Top of Records shown
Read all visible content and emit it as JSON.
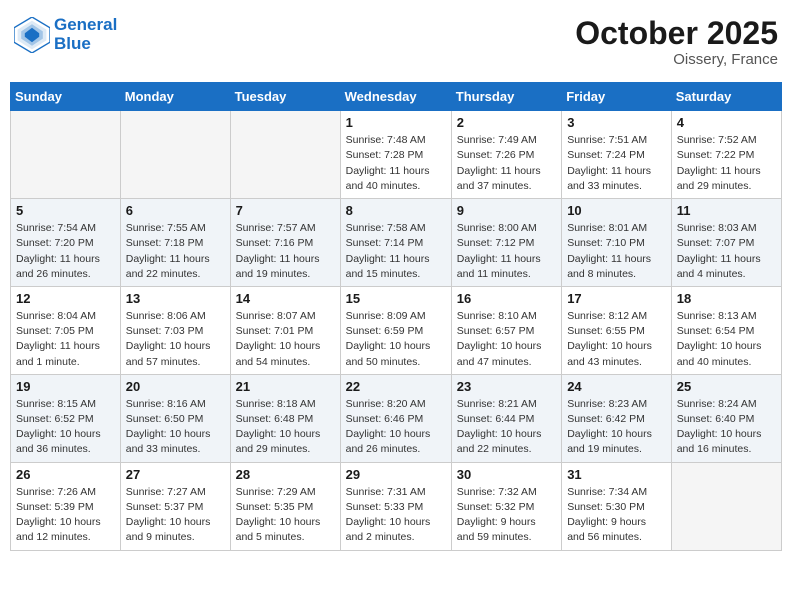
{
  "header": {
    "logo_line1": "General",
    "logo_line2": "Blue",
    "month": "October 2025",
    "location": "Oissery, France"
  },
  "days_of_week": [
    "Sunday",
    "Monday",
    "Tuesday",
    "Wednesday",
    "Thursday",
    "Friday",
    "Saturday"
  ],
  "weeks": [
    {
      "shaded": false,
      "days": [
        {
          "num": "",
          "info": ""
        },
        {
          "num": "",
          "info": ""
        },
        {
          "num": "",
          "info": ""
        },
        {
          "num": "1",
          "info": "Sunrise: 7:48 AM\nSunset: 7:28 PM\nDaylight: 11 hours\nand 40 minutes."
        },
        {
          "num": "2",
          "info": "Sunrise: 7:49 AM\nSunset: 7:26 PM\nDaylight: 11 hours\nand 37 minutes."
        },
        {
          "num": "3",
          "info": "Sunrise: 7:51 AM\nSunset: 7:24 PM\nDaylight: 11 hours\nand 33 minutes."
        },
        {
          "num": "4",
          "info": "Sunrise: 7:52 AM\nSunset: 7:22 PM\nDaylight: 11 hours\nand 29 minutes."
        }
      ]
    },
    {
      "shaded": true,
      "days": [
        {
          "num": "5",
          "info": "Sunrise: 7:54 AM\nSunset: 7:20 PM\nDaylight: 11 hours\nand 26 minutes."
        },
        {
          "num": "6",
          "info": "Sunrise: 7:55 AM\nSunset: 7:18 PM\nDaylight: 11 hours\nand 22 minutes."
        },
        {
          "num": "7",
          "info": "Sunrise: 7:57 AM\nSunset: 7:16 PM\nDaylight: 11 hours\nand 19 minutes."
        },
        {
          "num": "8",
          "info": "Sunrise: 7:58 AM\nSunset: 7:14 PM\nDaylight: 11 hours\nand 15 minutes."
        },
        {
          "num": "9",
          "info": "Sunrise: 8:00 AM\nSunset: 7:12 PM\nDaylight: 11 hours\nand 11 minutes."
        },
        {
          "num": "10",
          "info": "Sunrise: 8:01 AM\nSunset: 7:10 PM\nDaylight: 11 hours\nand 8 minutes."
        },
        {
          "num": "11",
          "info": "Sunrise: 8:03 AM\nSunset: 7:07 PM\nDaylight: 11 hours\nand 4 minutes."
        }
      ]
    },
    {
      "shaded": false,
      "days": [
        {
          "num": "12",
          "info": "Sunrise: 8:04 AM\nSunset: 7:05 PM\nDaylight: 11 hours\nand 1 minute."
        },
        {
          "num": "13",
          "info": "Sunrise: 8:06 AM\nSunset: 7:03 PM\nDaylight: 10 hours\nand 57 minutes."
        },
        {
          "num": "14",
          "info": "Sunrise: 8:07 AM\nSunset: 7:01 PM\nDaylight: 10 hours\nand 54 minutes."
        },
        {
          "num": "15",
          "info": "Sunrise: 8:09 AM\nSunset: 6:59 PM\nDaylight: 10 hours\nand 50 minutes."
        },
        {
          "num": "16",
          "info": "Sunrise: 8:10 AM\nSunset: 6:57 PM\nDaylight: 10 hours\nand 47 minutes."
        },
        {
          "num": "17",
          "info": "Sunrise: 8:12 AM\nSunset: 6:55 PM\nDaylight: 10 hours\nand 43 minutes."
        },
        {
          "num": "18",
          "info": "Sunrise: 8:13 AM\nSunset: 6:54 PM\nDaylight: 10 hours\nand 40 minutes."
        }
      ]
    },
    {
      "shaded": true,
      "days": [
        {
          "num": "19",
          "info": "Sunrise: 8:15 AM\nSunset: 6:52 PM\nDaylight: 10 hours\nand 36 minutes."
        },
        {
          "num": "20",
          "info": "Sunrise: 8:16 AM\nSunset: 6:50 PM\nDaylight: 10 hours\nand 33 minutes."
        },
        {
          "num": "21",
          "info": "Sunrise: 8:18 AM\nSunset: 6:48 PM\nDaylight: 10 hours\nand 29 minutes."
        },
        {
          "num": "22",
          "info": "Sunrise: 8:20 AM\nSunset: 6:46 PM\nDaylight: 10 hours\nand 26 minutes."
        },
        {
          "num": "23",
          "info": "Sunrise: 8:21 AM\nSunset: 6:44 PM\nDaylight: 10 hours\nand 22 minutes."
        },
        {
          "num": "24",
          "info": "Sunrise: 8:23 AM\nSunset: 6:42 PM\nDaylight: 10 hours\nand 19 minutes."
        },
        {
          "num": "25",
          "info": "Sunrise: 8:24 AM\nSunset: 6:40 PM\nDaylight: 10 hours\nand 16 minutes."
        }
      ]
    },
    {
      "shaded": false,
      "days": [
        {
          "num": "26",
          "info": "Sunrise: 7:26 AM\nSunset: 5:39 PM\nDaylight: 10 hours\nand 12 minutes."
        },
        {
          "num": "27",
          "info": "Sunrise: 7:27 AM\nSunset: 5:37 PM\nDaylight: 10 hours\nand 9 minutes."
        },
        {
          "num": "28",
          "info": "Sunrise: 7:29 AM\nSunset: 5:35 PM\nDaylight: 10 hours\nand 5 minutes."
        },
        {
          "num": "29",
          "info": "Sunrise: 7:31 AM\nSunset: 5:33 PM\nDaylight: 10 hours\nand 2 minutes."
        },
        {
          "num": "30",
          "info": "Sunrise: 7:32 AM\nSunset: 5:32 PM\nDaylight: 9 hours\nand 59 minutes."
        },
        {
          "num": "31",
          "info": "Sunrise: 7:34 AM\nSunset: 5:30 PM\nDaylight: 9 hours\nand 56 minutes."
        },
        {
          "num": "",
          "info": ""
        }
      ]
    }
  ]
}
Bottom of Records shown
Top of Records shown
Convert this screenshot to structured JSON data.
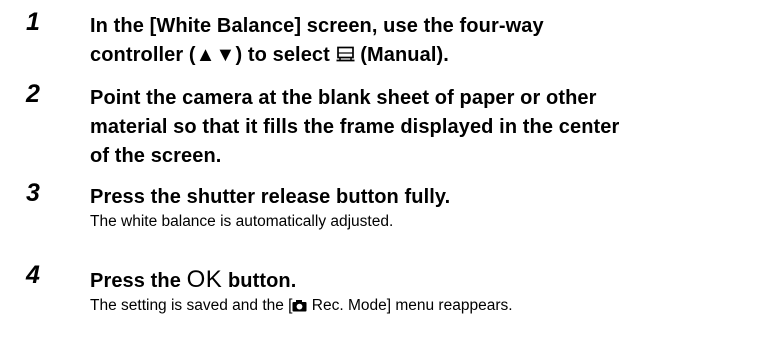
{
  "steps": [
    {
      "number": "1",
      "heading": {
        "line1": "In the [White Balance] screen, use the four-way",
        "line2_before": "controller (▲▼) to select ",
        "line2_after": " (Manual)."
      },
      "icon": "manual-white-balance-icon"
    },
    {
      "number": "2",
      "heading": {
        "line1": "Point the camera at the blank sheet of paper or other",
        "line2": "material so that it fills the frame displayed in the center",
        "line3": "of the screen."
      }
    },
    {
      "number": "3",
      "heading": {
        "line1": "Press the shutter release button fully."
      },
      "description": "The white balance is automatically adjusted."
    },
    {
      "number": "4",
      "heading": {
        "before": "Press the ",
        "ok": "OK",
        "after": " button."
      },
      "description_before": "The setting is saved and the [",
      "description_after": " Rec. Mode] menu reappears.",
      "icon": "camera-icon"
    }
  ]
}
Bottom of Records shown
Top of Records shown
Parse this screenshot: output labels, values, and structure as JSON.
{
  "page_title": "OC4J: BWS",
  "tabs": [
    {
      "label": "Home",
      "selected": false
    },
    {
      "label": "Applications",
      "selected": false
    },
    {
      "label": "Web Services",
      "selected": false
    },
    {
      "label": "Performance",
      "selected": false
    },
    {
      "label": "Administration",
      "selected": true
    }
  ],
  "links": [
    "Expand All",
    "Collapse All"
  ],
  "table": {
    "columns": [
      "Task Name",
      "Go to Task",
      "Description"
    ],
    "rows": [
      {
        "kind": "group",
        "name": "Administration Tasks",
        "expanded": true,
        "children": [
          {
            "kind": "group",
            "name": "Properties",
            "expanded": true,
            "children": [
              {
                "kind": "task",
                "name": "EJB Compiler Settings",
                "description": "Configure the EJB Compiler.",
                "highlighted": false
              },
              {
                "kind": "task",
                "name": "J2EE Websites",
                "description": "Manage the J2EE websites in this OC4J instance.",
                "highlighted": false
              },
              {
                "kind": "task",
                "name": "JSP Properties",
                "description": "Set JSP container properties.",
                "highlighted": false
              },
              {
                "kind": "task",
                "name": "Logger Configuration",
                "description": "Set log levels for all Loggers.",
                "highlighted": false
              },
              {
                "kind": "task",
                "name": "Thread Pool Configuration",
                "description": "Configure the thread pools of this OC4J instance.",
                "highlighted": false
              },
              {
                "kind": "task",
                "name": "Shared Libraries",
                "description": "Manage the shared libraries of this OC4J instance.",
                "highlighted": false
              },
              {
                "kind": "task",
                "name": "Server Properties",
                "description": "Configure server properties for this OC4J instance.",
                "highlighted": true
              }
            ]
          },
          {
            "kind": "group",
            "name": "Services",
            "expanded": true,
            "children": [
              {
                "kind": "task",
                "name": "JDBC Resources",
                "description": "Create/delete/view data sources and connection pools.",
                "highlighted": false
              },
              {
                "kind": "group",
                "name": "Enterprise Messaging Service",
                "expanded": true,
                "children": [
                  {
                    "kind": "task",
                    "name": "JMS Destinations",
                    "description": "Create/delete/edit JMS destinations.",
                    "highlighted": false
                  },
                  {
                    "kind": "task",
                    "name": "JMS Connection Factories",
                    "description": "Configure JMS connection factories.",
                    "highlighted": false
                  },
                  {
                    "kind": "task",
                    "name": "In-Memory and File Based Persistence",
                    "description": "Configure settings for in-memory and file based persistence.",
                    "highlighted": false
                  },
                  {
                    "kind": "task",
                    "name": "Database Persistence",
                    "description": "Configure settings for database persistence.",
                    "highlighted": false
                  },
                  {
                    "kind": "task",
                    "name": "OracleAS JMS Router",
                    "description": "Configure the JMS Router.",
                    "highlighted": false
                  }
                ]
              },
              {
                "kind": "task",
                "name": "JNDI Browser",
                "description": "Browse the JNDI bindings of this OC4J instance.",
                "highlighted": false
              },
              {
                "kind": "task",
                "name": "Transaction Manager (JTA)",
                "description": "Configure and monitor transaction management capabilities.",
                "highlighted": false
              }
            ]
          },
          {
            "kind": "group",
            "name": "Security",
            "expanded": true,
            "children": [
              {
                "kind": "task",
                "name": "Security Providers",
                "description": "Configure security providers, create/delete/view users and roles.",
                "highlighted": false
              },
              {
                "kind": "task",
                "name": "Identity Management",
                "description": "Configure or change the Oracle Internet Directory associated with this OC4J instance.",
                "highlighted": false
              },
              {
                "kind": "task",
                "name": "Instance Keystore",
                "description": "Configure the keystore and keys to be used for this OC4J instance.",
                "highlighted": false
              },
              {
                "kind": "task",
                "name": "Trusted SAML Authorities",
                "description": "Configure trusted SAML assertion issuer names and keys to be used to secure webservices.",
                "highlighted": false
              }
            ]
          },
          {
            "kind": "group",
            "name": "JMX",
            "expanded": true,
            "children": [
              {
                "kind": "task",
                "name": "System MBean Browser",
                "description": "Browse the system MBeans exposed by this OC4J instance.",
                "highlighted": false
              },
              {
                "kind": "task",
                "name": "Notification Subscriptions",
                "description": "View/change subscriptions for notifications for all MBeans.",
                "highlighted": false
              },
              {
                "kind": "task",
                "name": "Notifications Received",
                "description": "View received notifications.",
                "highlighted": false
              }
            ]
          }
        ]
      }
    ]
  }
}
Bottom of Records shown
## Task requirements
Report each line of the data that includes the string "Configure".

## Response to the exercise
                "description": "Configure the EJB Compiler.",
                "description": "Configure the thread pools of this OC4J instance.",
                "description": "Configure server properties for this OC4J instance.",
                    "description": "Configure JMS connection factories.",
                    "description": "Configure settings for in-memory and file based persistence.",
                    "description": "Configure settings for database persistence.",
                    "description": "Configure the JMS Router.",
                "description": "Configure and monitor transaction management capabilities.",
                "description": "Configure security providers, create/delete/view users and roles.",
                "description": "Configure or change the Oracle Internet Directory associated with this OC4J instance.",
                "description": "Configure the keystore and keys to be used for this OC4J instance.",
                "description": "Configure trusted SAML assertion issuer names and keys to be used to secure webservices.",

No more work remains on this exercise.